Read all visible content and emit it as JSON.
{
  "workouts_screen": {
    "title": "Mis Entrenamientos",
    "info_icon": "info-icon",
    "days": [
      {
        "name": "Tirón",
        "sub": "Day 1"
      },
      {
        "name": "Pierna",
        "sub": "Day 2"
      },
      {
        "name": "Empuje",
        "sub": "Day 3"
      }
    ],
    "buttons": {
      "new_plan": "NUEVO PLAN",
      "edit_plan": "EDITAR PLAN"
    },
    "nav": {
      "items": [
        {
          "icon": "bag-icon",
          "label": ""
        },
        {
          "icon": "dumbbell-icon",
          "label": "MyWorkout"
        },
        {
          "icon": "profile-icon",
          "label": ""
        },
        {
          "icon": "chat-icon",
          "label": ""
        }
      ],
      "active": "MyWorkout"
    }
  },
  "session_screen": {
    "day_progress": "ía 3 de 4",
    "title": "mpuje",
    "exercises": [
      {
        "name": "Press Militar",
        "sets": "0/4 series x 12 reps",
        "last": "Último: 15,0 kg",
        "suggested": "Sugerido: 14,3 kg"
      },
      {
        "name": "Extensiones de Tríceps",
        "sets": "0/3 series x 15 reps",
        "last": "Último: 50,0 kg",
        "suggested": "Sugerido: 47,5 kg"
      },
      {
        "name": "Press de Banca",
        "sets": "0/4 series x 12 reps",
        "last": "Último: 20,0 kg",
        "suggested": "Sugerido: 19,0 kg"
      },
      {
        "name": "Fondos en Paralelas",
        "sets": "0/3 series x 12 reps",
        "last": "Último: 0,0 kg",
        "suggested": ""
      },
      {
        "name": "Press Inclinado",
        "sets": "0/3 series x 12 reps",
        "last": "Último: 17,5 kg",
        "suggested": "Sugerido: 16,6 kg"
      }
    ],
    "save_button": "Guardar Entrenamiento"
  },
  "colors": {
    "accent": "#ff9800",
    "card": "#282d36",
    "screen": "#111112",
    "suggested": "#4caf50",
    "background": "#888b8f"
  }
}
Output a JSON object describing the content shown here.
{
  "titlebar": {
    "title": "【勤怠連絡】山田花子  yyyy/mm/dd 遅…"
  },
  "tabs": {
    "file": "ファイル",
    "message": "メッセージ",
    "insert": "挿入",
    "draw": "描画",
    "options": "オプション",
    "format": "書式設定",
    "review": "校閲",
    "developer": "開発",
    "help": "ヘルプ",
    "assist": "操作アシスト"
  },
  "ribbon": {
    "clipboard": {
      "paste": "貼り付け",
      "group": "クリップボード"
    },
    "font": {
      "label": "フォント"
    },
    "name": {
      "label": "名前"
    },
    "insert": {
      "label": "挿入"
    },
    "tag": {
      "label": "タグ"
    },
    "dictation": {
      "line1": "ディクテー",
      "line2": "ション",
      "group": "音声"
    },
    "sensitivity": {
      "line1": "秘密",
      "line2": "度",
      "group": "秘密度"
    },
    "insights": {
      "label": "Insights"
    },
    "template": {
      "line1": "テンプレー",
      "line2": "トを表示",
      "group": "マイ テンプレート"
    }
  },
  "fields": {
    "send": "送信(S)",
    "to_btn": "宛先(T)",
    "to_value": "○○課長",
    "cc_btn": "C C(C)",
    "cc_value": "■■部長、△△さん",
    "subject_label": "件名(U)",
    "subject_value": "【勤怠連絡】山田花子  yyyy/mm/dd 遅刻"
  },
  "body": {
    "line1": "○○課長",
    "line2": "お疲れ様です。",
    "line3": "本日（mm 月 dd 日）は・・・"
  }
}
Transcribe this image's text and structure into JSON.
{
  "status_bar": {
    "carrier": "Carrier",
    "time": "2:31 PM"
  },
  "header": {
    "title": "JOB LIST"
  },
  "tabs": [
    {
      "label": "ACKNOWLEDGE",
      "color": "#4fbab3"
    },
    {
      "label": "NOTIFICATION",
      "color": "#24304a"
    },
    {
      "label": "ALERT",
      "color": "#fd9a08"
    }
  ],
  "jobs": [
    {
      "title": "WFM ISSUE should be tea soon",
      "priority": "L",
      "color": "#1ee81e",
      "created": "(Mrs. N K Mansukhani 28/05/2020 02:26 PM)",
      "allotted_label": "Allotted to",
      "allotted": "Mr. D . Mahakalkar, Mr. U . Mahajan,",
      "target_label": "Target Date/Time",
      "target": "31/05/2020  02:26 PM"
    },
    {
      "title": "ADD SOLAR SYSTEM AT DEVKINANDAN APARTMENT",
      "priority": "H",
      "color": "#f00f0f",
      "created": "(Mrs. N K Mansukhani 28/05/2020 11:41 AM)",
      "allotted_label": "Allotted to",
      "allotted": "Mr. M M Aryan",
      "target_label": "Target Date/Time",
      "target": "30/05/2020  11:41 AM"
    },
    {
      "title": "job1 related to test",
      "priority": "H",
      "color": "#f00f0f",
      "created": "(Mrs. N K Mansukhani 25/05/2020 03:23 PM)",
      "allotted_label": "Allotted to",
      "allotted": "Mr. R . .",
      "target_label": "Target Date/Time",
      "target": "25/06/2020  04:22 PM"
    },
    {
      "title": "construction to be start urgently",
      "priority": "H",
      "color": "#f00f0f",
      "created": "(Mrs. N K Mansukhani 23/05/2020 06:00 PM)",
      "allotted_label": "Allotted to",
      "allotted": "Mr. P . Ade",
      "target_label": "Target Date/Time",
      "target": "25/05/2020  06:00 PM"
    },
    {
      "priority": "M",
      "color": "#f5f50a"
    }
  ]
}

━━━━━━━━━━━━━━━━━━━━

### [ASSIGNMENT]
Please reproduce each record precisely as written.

### [YOUR SOLUTION]
Read all visible content and emit it as JSON.
{
  "workouts_screen": {
    "title": "Mis Entrenamientos",
    "info_icon": "info-icon",
    "days": [
      {
        "name": "Tirón",
        "sub": "Day 1"
      },
      {
        "name": "Pierna",
        "sub": "Day 2"
      },
      {
        "name": "Empuje",
        "sub": "Day 3"
      }
    ],
    "buttons": {
      "new_plan": "NUEVO PLAN",
      "edit_plan": "EDITAR PLAN"
    },
    "nav": {
      "items": [
        {
          "icon": "bag-icon",
          "label": ""
        },
        {
          "icon": "dumbbell-icon",
          "label": "MyWorkout"
        },
        {
          "icon": "profile-icon",
          "label": ""
        },
        {
          "icon": "chat-icon",
          "label": ""
        }
      ],
      "active": "MyWorkout"
    }
  },
  "session_screen": {
    "day_progress": "ía 3 de 4",
    "title": "mpuje",
    "exercises": [
      {
        "name": "Press Militar",
        "sets": "0/4 series x 12 reps",
        "last": "Último: 15,0 kg",
        "suggested": "Sugerido: 14,3 kg"
      },
      {
        "name": "Extensiones de Tríceps",
        "sets": "0/3 series x 15 reps",
        "last": "Último: 50,0 kg",
        "suggested": "Sugerido: 47,5 kg"
      },
      {
        "name": "Press de Banca",
        "sets": "0/4 series x 12 reps",
        "last": "Último: 20,0 kg",
        "suggested": "Sugerido: 19,0 kg"
      },
      {
        "name": "Fondos en Paralelas",
        "sets": "0/3 series x 12 reps",
        "last": "Último: 0,0 kg",
        "suggested": ""
      },
      {
        "name": "Press Inclinado",
        "sets": "0/3 series x 12 reps",
        "last": "Último: 17,5 kg",
        "suggested": "Sugerido: 16,6 kg"
      }
    ],
    "save_button": "Guardar Entrenamiento"
  },
  "colors": {
    "accent": "#ff9800",
    "card": "#282d36",
    "screen": "#111112",
    "suggested": "#4caf50",
    "background": "#888b8f"
  }
}
Output a JSON object describing the content shown here.
{
  "titlebar": {
    "title": "【勤怠連絡】山田花子  yyyy/mm/dd 遅…"
  },
  "tabs": {
    "file": "ファイル",
    "message": "メッセージ",
    "insert": "挿入",
    "draw": "描画",
    "options": "オプション",
    "format": "書式設定",
    "review": "校閲",
    "developer": "開発",
    "help": "ヘルプ",
    "assist": "操作アシスト"
  },
  "ribbon": {
    "clipboard": {
      "paste": "貼り付け",
      "group": "クリップボード"
    },
    "font": {
      "label": "フォント"
    },
    "name": {
      "label": "名前"
    },
    "insert": {
      "label": "挿入"
    },
    "tag": {
      "label": "タグ"
    },
    "dictation": {
      "line1": "ディクテー",
      "line2": "ション",
      "group": "音声"
    },
    "sensitivity": {
      "line1": "秘密",
      "line2": "度",
      "group": "秘密度"
    },
    "insights": {
      "label": "Insights"
    },
    "template": {
      "line1": "テンプレー",
      "line2": "トを表示",
      "group": "マイ テンプレート"
    }
  },
  "fields": {
    "send": "送信(S)",
    "to_btn": "宛先(T)",
    "to_value": "○○課長",
    "cc_btn": "C C(C)",
    "cc_value": "■■部長、△△さん",
    "subject_label": "件名(U)",
    "subject_value": "【勤怠連絡】山田花子  yyyy/mm/dd 遅刻"
  },
  "body": {
    "line1": "○○課長",
    "line2": "お疲れ様です。",
    "line3": "本日（mm 月 dd 日）は・・・"
  }
}
Transcribe this image's text and structure into JSON.
{
  "status_bar": {
    "carrier": "Carrier",
    "time": "2:31 PM"
  },
  "header": {
    "title": "JOB LIST"
  },
  "tabs": [
    {
      "label": "ACKNOWLEDGE",
      "color": "#4fbab3"
    },
    {
      "label": "NOTIFICATION",
      "color": "#24304a"
    },
    {
      "label": "ALERT",
      "color": "#fd9a08"
    }
  ],
  "jobs": [
    {
      "title": "WFM ISSUE should be tea soon",
      "priority": "L",
      "color": "#1ee81e",
      "created": "(Mrs. N K Mansukhani 28/05/2020 02:26 PM)",
      "allotted_label": "Allotted to",
      "allotted": "Mr. D . Mahakalkar, Mr. U . Mahajan,",
      "target_label": "Target Date/Time",
      "target": "31/05/2020  02:26 PM"
    },
    {
      "title": "ADD SOLAR SYSTEM AT DEVKINANDAN APARTMENT",
      "priority": "H",
      "color": "#f00f0f",
      "created": "(Mrs. N K Mansukhani 28/05/2020 11:41 AM)",
      "allotted_label": "Allotted to",
      "allotted": "Mr. M M Aryan",
      "target_label": "Target Date/Time",
      "target": "30/05/2020  11:41 AM"
    },
    {
      "title": "job1 related to test",
      "priority": "H",
      "color": "#f00f0f",
      "created": "(Mrs. N K Mansukhani 25/05/2020 03:23 PM)",
      "allotted_label": "Allotted to",
      "allotted": "Mr. R . .",
      "target_label": "Target Date/Time",
      "target": "25/06/2020  04:22 PM"
    },
    {
      "title": "construction to be start urgently",
      "priority": "H",
      "color": "#f00f0f",
      "created": "(Mrs. N K Mansukhani 23/05/2020 06:00 PM)",
      "allotted_label": "Allotted to",
      "allotted": "Mr. P . Ade",
      "target_label": "Target Date/Time",
      "target": "25/05/2020  06:00 PM"
    },
    {
      "priority": "M",
      "color": "#f5f50a"
    }
  ]
}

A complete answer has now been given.